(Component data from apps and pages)
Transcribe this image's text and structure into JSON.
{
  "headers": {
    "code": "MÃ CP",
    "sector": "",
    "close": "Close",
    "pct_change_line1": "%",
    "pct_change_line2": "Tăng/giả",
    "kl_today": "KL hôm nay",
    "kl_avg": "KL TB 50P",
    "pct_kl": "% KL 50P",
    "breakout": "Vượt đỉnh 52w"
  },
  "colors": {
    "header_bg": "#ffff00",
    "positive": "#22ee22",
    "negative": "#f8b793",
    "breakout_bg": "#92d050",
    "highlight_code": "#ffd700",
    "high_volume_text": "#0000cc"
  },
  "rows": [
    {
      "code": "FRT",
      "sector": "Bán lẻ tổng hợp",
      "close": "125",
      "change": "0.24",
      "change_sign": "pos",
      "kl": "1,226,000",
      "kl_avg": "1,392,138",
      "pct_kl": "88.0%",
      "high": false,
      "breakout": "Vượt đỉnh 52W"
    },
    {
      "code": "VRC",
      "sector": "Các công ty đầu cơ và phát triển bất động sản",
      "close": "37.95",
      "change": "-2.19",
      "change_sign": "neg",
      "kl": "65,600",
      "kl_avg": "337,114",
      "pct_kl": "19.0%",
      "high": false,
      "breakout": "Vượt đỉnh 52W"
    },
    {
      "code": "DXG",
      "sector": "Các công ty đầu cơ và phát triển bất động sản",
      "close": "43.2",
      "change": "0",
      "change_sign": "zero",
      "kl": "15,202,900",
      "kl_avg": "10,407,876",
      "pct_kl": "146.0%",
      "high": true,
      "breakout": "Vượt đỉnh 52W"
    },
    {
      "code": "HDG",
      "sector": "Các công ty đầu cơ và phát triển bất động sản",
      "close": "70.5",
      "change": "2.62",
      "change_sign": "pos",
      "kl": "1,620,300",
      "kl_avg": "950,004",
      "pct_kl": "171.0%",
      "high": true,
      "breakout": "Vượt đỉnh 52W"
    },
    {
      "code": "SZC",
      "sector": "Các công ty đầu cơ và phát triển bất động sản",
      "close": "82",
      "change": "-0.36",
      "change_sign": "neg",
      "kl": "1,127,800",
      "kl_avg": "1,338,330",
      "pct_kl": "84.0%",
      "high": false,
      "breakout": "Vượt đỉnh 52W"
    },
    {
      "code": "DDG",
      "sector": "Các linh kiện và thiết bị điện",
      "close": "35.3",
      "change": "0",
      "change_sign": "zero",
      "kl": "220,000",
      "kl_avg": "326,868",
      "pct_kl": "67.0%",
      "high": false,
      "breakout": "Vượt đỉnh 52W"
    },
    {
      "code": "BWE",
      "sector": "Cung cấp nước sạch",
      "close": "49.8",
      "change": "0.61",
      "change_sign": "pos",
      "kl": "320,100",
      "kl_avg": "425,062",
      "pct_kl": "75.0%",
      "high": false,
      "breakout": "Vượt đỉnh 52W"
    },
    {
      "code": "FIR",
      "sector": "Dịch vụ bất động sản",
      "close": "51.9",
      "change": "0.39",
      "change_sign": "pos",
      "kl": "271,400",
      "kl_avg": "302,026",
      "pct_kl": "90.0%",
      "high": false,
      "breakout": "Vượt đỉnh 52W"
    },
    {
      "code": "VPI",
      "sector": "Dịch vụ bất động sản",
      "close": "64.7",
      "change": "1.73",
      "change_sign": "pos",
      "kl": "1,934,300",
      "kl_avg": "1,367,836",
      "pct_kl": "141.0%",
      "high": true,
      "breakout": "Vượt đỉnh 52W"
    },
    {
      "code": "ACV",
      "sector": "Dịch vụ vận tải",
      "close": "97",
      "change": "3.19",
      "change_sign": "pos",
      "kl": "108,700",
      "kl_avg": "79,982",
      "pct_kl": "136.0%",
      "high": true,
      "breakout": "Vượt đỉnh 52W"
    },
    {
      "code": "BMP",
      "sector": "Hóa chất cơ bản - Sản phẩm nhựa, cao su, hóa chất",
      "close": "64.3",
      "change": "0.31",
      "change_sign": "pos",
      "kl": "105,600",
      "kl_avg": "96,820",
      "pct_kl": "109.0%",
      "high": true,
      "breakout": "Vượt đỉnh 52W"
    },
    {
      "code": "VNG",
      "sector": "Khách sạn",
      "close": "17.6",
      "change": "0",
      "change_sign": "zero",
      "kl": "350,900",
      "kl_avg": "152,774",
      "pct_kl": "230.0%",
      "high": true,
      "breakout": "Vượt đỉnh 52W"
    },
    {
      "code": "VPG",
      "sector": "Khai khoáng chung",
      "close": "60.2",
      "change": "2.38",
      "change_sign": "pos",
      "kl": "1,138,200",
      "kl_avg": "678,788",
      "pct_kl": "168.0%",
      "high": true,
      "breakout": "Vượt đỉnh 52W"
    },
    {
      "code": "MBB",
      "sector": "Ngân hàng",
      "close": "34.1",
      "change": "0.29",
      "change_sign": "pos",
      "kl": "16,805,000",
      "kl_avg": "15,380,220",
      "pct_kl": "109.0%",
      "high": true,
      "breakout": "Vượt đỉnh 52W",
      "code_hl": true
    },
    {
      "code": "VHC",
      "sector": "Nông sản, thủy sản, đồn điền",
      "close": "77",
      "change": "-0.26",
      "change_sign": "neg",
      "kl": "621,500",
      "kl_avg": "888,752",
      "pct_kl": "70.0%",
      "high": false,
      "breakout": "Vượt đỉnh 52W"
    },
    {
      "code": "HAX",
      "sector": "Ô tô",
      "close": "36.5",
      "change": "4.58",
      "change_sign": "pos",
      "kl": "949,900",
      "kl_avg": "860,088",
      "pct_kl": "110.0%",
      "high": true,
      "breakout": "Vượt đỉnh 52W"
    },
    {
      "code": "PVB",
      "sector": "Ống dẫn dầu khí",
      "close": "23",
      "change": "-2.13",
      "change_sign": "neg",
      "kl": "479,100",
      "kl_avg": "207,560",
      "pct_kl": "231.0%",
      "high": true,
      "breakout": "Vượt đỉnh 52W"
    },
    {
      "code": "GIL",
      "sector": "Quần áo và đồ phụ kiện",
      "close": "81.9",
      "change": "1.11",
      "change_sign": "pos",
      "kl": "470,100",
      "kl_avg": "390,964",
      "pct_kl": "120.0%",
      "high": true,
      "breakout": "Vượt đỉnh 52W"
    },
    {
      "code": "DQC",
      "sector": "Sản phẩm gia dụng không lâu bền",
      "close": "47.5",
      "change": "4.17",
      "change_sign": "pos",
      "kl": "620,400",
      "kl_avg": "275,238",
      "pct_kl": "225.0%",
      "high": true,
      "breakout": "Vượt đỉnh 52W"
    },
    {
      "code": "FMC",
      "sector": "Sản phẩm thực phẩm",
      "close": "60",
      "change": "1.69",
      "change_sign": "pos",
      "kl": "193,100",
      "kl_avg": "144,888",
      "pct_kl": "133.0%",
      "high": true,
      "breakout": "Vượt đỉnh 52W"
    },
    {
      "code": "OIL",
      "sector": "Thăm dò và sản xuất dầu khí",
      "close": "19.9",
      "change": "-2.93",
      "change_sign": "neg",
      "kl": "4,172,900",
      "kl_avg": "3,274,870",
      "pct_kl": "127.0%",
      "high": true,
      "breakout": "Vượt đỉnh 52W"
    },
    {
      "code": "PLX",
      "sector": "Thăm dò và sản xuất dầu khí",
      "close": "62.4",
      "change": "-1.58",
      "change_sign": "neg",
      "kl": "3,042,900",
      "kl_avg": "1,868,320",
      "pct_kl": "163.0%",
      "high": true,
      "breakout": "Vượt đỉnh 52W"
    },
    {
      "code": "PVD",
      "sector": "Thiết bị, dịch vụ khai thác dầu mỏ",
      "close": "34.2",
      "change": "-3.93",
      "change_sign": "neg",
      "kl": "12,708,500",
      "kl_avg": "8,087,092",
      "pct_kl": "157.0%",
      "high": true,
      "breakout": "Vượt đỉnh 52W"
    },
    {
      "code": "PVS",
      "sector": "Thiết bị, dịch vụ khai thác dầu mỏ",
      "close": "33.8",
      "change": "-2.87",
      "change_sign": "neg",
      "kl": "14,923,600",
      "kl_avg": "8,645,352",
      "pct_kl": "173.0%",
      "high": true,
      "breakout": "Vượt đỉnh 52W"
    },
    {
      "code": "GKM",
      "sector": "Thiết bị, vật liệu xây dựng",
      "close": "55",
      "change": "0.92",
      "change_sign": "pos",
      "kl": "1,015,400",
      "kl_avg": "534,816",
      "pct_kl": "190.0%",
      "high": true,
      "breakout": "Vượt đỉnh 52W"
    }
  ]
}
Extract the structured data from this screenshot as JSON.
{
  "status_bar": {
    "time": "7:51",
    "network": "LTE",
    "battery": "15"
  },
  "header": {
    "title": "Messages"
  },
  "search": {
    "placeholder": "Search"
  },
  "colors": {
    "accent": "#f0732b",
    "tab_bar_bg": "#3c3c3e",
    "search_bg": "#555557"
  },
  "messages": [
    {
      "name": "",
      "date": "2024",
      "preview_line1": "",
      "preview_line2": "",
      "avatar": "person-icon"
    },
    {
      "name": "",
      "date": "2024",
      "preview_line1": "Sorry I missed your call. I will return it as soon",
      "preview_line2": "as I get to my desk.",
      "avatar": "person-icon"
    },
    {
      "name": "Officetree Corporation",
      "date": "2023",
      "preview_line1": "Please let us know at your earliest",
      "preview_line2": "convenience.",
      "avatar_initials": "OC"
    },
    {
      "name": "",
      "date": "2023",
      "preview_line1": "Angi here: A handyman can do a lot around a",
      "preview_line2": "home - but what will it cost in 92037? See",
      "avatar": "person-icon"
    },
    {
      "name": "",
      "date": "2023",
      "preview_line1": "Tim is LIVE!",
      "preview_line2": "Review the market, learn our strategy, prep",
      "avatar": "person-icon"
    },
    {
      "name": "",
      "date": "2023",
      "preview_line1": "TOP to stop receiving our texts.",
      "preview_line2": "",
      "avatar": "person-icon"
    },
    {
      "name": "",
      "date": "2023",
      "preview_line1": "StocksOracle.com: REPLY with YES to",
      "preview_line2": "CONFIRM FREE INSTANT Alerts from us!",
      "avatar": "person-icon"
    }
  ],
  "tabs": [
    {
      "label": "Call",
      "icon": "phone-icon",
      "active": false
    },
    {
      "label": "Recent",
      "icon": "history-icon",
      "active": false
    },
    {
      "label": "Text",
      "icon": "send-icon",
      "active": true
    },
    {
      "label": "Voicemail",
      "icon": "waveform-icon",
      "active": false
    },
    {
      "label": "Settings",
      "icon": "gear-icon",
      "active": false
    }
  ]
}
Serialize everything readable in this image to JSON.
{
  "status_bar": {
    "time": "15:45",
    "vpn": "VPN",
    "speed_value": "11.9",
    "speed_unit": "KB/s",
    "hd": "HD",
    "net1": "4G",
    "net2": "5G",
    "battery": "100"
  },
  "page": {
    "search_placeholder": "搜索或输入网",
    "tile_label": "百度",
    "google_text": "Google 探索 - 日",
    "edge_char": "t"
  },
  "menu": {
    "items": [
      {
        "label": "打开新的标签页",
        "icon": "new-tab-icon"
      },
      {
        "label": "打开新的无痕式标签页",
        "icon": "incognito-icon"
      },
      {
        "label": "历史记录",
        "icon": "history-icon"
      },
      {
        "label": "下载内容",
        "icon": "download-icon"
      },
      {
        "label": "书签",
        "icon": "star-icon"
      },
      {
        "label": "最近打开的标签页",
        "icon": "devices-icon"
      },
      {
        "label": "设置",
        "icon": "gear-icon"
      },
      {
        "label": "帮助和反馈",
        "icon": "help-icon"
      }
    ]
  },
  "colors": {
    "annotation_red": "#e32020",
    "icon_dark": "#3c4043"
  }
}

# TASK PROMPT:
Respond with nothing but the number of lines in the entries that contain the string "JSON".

# REPLY:
3